=== DATASET RECORDS ===
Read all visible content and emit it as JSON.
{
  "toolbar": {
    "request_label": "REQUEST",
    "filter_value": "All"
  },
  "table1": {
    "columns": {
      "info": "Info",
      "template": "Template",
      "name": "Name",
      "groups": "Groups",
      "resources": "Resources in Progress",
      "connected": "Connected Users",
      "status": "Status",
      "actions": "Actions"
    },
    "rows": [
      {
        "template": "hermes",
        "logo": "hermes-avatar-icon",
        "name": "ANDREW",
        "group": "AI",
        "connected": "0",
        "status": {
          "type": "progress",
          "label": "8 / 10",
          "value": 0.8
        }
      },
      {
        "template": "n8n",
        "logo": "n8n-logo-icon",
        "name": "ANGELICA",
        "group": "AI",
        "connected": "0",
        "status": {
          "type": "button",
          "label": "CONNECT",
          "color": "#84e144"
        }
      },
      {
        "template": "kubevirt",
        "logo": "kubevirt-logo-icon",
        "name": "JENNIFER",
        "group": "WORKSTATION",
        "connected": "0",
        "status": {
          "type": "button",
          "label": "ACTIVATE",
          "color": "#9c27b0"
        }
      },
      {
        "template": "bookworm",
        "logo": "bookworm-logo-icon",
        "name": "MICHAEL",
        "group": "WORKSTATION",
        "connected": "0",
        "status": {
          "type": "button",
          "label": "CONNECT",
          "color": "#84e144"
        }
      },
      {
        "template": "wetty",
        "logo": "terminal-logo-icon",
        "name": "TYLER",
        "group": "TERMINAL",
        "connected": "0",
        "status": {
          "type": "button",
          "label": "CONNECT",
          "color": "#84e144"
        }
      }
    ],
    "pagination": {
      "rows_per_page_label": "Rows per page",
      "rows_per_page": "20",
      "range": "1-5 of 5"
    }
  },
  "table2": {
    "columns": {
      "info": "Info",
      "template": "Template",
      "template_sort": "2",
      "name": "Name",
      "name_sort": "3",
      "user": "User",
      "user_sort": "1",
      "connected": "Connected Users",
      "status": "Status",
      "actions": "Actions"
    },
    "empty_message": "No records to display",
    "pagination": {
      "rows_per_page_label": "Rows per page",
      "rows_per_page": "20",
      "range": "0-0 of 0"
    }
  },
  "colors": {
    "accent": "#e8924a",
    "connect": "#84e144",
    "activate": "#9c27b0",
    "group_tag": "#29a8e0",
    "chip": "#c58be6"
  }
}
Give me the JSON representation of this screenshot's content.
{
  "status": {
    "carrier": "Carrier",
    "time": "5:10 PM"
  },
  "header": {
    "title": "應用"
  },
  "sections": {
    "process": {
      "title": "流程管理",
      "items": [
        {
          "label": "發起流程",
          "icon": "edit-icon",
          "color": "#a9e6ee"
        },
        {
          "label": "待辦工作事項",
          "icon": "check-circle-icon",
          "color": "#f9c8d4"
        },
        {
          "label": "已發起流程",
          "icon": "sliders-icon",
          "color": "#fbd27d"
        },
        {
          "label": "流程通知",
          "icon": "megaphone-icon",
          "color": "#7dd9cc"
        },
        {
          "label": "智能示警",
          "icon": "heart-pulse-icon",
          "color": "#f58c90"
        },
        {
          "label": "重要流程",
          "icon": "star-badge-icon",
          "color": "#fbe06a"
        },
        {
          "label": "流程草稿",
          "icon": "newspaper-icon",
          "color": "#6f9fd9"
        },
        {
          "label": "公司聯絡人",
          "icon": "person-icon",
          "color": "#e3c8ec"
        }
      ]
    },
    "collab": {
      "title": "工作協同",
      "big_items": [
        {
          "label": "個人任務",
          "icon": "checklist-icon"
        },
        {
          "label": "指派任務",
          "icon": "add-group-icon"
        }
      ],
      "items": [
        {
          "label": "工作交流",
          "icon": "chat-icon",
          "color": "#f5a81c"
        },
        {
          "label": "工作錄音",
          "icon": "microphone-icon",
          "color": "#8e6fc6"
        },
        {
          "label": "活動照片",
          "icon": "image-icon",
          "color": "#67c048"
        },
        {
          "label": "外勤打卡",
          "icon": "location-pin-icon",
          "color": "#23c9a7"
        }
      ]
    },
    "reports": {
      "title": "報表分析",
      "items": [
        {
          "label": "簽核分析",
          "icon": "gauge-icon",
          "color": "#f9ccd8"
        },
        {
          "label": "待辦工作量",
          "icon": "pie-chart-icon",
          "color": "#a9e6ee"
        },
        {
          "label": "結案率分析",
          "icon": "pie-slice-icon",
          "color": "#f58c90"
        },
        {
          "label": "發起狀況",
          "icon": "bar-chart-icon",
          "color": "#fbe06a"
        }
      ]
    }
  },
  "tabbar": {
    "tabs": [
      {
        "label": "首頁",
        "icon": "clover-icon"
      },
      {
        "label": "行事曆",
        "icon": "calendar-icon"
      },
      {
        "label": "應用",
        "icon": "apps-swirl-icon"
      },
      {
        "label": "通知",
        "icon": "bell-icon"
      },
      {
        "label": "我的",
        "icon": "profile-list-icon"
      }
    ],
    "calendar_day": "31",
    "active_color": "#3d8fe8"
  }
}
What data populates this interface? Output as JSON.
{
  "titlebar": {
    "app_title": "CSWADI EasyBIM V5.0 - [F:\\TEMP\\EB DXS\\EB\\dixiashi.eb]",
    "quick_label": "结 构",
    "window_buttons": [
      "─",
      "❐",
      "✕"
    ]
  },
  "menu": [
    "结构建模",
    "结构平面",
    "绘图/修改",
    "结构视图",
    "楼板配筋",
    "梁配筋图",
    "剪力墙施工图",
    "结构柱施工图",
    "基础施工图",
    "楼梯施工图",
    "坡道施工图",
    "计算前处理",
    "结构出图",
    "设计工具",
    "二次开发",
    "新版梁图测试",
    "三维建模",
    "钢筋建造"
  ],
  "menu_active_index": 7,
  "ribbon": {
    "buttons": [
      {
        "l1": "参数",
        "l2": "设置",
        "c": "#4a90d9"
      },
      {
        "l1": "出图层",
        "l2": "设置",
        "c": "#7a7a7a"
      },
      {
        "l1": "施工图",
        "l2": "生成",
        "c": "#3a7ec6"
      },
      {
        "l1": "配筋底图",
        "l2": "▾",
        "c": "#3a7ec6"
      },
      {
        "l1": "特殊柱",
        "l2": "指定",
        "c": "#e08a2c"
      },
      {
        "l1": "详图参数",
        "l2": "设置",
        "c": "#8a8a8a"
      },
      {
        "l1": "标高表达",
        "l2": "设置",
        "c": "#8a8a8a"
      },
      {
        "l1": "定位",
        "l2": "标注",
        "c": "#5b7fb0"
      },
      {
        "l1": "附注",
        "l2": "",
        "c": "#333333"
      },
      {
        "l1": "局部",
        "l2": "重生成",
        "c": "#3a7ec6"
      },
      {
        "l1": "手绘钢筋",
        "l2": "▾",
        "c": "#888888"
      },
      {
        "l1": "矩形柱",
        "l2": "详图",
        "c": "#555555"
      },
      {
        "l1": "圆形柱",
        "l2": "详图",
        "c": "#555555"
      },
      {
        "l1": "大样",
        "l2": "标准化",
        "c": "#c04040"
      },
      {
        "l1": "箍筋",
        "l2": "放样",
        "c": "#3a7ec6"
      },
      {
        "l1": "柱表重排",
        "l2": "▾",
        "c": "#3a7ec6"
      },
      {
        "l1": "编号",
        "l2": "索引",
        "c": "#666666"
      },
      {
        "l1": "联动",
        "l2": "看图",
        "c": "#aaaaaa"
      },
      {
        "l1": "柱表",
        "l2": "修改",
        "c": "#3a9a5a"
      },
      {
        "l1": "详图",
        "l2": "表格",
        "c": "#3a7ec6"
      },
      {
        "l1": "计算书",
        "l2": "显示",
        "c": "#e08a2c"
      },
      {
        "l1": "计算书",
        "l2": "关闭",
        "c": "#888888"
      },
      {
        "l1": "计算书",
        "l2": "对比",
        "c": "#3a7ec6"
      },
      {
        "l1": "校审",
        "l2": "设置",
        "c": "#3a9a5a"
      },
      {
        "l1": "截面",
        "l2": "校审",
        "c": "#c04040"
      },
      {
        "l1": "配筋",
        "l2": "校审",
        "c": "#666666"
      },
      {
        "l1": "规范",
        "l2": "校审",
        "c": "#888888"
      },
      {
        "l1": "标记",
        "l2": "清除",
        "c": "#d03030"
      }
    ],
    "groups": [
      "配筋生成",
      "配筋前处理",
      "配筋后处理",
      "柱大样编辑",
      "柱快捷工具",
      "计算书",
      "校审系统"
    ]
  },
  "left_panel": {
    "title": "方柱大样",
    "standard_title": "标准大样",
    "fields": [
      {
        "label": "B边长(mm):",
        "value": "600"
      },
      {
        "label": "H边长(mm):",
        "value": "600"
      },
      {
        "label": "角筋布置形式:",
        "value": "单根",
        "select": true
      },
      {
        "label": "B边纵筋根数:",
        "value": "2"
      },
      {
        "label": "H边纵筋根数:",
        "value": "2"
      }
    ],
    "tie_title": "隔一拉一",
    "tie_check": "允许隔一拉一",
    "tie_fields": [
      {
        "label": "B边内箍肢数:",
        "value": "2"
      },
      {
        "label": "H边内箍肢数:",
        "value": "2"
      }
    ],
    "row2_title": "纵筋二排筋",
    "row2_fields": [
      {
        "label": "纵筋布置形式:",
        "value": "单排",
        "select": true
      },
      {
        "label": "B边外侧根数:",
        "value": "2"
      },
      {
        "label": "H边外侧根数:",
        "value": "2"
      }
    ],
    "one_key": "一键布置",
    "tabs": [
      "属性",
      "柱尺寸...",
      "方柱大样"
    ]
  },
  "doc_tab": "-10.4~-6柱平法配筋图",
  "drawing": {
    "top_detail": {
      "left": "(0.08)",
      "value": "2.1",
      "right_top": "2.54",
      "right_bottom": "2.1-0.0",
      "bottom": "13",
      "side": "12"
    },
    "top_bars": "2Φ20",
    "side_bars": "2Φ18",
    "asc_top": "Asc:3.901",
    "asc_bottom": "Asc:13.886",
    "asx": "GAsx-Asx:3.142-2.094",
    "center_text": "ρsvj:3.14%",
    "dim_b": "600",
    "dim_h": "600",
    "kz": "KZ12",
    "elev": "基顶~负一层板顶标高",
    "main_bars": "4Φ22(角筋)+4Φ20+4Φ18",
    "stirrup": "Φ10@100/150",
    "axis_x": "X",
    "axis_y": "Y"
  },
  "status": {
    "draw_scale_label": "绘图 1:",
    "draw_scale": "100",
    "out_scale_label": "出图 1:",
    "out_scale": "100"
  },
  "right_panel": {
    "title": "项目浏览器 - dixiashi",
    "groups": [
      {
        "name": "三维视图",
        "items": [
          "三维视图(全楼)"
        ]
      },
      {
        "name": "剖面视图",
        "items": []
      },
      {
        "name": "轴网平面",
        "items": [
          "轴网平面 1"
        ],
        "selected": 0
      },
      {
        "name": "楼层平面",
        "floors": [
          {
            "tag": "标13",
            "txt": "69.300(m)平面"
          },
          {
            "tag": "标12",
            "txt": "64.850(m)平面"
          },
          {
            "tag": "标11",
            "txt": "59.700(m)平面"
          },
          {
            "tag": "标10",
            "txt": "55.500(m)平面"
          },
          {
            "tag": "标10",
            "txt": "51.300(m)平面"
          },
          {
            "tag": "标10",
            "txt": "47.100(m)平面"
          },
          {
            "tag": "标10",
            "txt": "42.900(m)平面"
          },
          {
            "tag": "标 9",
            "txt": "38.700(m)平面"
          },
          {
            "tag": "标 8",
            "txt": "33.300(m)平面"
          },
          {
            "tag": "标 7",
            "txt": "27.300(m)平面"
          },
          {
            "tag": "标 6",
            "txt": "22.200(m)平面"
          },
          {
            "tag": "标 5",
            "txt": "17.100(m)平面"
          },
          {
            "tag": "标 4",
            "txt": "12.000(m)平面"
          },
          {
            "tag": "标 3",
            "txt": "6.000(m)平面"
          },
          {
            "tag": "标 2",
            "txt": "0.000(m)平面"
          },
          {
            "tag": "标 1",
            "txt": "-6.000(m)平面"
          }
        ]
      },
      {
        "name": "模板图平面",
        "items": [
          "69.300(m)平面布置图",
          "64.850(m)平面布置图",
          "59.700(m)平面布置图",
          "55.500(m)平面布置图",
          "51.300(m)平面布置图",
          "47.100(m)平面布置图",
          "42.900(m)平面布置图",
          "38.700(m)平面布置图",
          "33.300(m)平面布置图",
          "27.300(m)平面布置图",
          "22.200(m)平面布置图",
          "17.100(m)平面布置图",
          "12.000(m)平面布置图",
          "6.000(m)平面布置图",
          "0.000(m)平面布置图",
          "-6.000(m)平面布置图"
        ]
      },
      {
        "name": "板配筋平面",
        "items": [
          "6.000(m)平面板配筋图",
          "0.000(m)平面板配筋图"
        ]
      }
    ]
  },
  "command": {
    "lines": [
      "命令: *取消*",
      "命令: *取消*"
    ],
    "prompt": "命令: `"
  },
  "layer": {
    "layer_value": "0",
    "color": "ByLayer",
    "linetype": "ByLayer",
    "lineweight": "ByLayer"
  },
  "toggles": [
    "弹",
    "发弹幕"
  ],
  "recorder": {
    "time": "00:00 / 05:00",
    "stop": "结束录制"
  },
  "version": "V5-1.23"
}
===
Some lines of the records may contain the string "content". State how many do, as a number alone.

2